A third-party organization, one which has no ties to the National Football League or the New England Patriots, has produced a research paper which finds many holes in the scientific findings of the Wells Report.
The American Enterprise Institute, a Washington, D.C.-based, private, non-partisan, non-profit institution dedicated "to research and education on issues of government, politics, economics and social welfare," according to its website, did its own analysis of the information presented in the Wells Report, particularly in regards to the football measurements at halftime of the AFC Championship game.
The 16-page report poses two now-familiar questions when it comes to Deflategate: Did the Patriots' balls experience a larger pressure drop than the Colts' balls? and Can ambient temperature changes explain the pressure difference between the Patriots' and Colts' balls? It comes to four primary conclusions, and finds overall that the Wells Report is "deeply flawed," as two of the study's authors, Kevin A. Hassett and Stan A. Veuger, wrote in a New York Times op-ed piece.

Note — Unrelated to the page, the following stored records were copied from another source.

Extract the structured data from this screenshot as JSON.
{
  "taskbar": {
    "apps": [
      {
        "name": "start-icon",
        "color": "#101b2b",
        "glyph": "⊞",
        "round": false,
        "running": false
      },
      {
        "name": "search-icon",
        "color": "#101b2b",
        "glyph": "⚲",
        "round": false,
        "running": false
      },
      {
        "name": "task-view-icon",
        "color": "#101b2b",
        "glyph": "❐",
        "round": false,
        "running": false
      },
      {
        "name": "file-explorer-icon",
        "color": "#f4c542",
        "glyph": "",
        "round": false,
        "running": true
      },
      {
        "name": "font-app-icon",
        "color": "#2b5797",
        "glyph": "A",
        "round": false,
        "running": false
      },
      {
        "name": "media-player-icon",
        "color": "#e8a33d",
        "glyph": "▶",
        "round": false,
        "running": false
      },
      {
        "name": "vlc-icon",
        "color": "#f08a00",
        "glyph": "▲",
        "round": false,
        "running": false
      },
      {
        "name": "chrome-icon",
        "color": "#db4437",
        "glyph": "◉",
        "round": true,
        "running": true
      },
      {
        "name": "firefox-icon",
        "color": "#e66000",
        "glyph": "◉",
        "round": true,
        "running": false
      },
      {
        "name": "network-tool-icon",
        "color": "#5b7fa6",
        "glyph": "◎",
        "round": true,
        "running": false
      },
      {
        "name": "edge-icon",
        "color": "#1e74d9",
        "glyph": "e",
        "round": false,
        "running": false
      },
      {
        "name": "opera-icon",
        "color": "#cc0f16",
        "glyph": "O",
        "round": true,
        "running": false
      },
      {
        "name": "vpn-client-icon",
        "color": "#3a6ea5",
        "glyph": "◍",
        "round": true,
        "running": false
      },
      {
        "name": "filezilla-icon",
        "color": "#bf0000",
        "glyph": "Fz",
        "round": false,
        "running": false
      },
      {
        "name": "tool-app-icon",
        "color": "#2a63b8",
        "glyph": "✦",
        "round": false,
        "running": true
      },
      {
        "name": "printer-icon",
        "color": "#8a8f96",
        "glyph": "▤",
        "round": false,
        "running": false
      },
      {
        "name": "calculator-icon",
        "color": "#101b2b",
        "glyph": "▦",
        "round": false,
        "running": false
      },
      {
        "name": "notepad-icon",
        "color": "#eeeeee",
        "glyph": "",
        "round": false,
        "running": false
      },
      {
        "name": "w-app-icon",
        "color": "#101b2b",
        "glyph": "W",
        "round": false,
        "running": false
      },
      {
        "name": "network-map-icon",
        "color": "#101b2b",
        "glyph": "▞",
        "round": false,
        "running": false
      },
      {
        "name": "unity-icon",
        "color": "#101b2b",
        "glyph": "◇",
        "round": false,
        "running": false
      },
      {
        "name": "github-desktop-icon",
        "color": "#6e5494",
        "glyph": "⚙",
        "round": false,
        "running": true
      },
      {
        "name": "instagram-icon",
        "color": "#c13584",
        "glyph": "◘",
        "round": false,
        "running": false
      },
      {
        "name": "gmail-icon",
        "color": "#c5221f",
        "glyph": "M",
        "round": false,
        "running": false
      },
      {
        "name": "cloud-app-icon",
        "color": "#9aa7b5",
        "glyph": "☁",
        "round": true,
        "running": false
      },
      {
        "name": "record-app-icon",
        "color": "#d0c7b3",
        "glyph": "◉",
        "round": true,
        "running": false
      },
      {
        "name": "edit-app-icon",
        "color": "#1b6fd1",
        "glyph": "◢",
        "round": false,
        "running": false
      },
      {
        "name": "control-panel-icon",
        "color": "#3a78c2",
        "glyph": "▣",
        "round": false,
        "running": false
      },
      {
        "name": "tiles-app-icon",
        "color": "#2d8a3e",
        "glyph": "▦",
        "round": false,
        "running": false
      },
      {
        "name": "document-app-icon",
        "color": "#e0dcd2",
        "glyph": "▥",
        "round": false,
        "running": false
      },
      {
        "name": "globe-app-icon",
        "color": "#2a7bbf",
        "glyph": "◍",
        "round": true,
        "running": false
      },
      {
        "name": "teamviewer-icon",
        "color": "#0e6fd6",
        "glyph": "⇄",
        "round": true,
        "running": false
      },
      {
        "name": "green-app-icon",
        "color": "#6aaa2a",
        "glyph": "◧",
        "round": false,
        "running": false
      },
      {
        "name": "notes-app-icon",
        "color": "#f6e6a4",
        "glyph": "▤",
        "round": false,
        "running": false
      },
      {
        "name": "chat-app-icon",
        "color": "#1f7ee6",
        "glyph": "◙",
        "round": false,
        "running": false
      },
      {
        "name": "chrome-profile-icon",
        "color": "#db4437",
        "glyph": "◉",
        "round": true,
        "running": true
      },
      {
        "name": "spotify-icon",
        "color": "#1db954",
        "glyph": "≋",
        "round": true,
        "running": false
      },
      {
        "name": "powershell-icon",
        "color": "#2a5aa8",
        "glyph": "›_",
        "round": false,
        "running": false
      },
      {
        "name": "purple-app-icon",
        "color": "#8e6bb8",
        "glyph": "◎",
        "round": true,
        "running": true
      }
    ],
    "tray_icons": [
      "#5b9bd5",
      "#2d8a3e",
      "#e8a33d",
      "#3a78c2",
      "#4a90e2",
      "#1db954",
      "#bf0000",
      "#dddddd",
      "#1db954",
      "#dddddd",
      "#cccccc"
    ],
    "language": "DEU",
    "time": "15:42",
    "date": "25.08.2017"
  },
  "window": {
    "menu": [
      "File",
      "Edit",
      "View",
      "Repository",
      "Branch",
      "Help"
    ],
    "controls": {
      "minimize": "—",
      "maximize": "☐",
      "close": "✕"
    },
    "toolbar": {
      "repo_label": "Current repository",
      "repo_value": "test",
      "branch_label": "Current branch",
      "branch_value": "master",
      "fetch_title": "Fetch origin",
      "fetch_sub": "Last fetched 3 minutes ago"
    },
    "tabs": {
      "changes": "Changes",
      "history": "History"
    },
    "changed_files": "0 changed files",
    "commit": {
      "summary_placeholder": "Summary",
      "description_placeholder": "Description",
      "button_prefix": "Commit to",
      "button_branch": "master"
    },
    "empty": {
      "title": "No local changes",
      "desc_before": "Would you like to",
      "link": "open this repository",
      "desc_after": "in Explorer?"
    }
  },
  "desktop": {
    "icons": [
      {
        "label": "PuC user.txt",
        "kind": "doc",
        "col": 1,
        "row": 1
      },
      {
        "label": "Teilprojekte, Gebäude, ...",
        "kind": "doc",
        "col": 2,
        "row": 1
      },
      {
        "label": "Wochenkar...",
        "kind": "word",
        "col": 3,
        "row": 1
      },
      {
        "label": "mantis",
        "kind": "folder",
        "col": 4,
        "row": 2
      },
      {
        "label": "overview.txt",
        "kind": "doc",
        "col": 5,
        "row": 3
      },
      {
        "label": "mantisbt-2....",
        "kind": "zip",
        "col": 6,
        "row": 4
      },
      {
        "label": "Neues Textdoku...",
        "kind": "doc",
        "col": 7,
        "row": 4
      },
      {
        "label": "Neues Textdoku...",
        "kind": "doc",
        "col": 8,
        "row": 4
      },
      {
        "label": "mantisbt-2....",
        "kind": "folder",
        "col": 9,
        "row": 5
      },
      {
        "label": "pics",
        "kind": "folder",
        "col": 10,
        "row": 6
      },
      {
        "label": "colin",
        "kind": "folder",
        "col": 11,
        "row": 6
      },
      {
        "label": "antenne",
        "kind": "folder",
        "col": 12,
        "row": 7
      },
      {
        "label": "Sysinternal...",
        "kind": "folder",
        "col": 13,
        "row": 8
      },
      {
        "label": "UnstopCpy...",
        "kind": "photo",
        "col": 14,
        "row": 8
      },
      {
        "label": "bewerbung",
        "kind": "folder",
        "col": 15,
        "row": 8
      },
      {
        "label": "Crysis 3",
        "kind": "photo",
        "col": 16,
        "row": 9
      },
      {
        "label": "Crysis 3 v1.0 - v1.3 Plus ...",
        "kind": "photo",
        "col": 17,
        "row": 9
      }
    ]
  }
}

"The Wells Report's main finding is that the Patriots balls declined in pressure more than the Colts balls did in the first half of their game, and that the decline is statistically significant," Hassett and Veuger wrote. "For the sake of argument, let's grant this finding for now. Even still, it alone does not prove misconduct.
"There are, after all, two possibilities. The first is that the Patriots balls declined too much. The second — overlooked by the Wells Report — is that the Colts balls declined too little."
Hassett, Veuger, and a third colleague, Joseph Sullivan, believe that it's more likely that the Colts' footballs declined too little than that New England's declined too much.
Looking at the data provided in the Wells Report, the AEI group believe the Patriots' footballs, as measured at halftime, declined by an expected amount, while the pressure of Indianapolis's footballs "was statistically significantly higher than expected."
The simple reason for this, overlooked in the Wells Report: Game officials measured all 11 of New England's footballs but only four of the Colts' because time was short.
"This implies that the Colts balls sat in the warm room where they were to be measured — and thus increased in pressure — for almost the entirety of halftime before being measured," they wrote.
There have been several scientists and others who have come to similar conclusions, but AEI's conclusions may carry some added weight. In 2012, during the Saints' Bountygate controversy, Hassett and Veuger did a statistical study that showed that New Orleans ranked 31 out of the 32 NFL teams when it came to causing injuries to opposing players during the first year of their alleged bounty program, in 2009, and there was no evidence to support that Saints players injured more players than the typical team for the 2009-11 seasons, when they were alleged to have had the bounty program.
AEI presented those findings to former NFL commissioner Paul Tagliabue, who heard the appeals of Saints players who had been suspended, and that analysis, in part, led to Tagliabue vacating the players' punishments.
However, commissioner Roger Goodell has appointed himself the arbitrator for Tom Brady's appeal hearing, not a third party. Brady's hearing is set to take place on June 23, possibly continued to June 25.
The full American Enterprise Institute report can be found at www.aei.org.
Shalise Manza Young can be reached at firstname.lastname@example.org. Follow her on Twitter @shalisemyoung.